Kinematics of Molecules
Notice a change in the schedule below (D.H., 19.12.04)
Nir Ben-Tal , Department of Biochemistry
Dan Halperin , School of Computer Science
Kinematics is the study of motion of objects regardless of the causes of this motion. (Not to be confused with Kinetics.) There are close connections between the study of motion in robotics and in molecular biology. However, structural bioinformatics raises new and challenging computational kinematic problems due to the large number of degrees of freedom typically involved. The goal of the seminar is to get the audience acquainted with kinematic issues (problems and some solutions) in structural bioinformatics. We will review techniques (heuristics as well as exact methods) and applications.
The seminar is primarily geared towards students with significant computational background. (It does not assume prior knowledge in molecular biology, but requires willingness to pick up the basics and relevant terminology.) This said, the first part of the seminar (inverse kinematics, loop closure) relies mainly on not-too-complex math. The second and shorter part (dynamic maintenance of kinematic structures) assumes familiarity with data structures and algorithms at the senior(last-year)-undergrad level.
The seminar will start with two introductory meetings, followed in subsequent weeks by student presentations. Here's the program, revised on 10/11/04.
Introduction I (D.H.)
Kinematics: Brief introduction and basic terminology.
Survey of the seminar's topics and papers.
27.10.04 + half of the meeting on 3.11
Introduction II (N.B.)
Introduction to protein structure.
PART I: Inverse kinematics, loop closure, and related problems
3.11.04 + 10.11 (Amit)
The Denavit-Hartenberg model, 3D direct and inverse kinematics, from J. Craig, "Introduction to Robotics: Mechanics and Control", Chapters 3 and 4.
Canutescu A.A., Dunbrack R.L. Jr., Cyclic coordinate descent: A robotics algorithm for protein loop closure, Protein Sci. 2003 May;12(5):963-72.

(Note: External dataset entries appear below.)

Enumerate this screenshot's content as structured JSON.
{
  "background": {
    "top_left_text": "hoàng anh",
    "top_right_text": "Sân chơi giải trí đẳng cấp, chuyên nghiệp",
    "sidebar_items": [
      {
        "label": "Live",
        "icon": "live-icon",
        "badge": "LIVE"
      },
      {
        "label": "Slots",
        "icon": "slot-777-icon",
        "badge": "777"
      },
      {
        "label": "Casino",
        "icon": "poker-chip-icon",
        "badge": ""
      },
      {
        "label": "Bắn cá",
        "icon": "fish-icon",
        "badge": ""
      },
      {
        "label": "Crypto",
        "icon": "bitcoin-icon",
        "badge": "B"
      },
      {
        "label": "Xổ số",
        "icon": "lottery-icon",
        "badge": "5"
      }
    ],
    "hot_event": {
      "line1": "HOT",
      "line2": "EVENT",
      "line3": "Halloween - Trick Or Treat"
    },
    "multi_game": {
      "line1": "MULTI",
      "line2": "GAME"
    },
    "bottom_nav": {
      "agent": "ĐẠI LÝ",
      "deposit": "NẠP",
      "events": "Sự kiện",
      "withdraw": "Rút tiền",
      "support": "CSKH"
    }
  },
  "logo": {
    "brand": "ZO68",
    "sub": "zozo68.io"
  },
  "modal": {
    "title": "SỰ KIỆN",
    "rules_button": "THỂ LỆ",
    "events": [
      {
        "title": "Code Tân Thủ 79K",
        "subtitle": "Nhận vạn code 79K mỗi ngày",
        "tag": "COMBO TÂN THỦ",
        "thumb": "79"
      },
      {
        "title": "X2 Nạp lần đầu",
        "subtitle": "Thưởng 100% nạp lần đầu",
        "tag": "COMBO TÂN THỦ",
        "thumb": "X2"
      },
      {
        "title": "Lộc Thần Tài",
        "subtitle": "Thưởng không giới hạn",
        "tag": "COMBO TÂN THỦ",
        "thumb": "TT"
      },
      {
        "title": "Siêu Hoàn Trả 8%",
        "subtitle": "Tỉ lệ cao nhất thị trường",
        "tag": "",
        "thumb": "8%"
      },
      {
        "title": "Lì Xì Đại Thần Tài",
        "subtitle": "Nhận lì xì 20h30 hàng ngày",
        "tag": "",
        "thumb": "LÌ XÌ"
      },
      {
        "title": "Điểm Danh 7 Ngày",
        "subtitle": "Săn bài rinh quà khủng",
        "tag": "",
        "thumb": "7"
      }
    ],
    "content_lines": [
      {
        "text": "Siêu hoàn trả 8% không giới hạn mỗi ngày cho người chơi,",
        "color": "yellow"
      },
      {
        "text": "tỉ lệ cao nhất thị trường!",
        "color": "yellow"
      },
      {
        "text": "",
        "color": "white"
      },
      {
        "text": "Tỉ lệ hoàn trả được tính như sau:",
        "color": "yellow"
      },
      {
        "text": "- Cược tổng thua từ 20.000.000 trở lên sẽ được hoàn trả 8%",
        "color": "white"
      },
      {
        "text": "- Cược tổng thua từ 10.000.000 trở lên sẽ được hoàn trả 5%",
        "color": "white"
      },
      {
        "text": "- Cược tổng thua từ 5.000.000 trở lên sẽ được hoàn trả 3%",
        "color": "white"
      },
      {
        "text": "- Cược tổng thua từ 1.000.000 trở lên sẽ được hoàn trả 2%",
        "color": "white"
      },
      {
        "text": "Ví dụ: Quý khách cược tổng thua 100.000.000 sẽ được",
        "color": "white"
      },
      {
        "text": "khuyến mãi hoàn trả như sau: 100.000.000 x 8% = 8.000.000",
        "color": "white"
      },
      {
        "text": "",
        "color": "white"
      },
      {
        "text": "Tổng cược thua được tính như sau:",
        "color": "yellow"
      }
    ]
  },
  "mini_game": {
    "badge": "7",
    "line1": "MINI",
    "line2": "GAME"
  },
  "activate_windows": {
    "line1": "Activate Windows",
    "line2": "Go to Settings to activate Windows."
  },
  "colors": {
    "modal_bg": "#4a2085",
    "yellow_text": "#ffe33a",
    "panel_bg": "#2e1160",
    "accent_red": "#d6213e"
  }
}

LaValle, S. M., Finn, P. W., Kavraki, L. E., and Latombe, J.-C., A Randomized Kinematics-based Approach to Pharmacophore-Constrained Conformational Search and Database Screening, Journal of Computational Chemistry, 21(9):731-747, 2000.
E. A. Coutsias, C. Seok, M. P. Jacobson and K. E. Dill, A kinematic view of loop closure, J. Comput. Chem. 25 (2004) 510-528.
J. Cortes, T, Simeon, M. Renaud-Simeon and V. Tran, Geometric algorithms for the conformational analysis of long protein loops, J. Comput. Chem. 25 (2004) 956-967.
Slides, set no. 1 (ppt)
I. Lotan, H van den Bedem, A. M. Deacon and J.-C Latombe, Computing protein structures from electron density maps: The missing loop problem, Proc. WAFR 2004, 153-168.
Slides, set no. 2 (ppt)
A. Enosh, S.J. Fleishma, N. Ben-Tal and D. Halperin, Assigning transmembrane segments to helics in intermediate-resolution structures, Bioinformatics Vol. 20, Suppl. 1 (ISMB 2004), pp. 122-129.
Database of Macromolecular Movements , M. Gerstein, W. Krebs, and others
M. Kim, G. Chirikjian, Modeling macromolecular machines using rigid-cluster networks, Proc. WAFR 2004, 123-136.
PART II: Dynamic maintenance of large kinematic structures
D. Halperin, J.-C. Latombe, and R. Motwani Dynamic maintenance of kinematic structures, Algorithms for Robotic Motion and manipulation (WAFR '96), J.-P. Laumond and M. Overmars (editors), A.K. Peters, Wellesley, 1997, 155-170.
29.12.04 No meeting
I. Lotan, F. Schwarzer, D. Halperin and J.-C. Latombe, Algorithm and data structures for efficient energy maintenance during Monte Carlo simulation of proteins. Journal of Computational Biology 11(2004), 902-932.
J. Gao, L. Guibas and A. Nguyen, Deformable spanners and applications, in Proc. ACM Symp. on Computational Geometry 2004, 190-199.
E. Eyal and D. Halperin, Dynamic maintenance of molecular surfaces under conformational changes. Manuscript, 2004.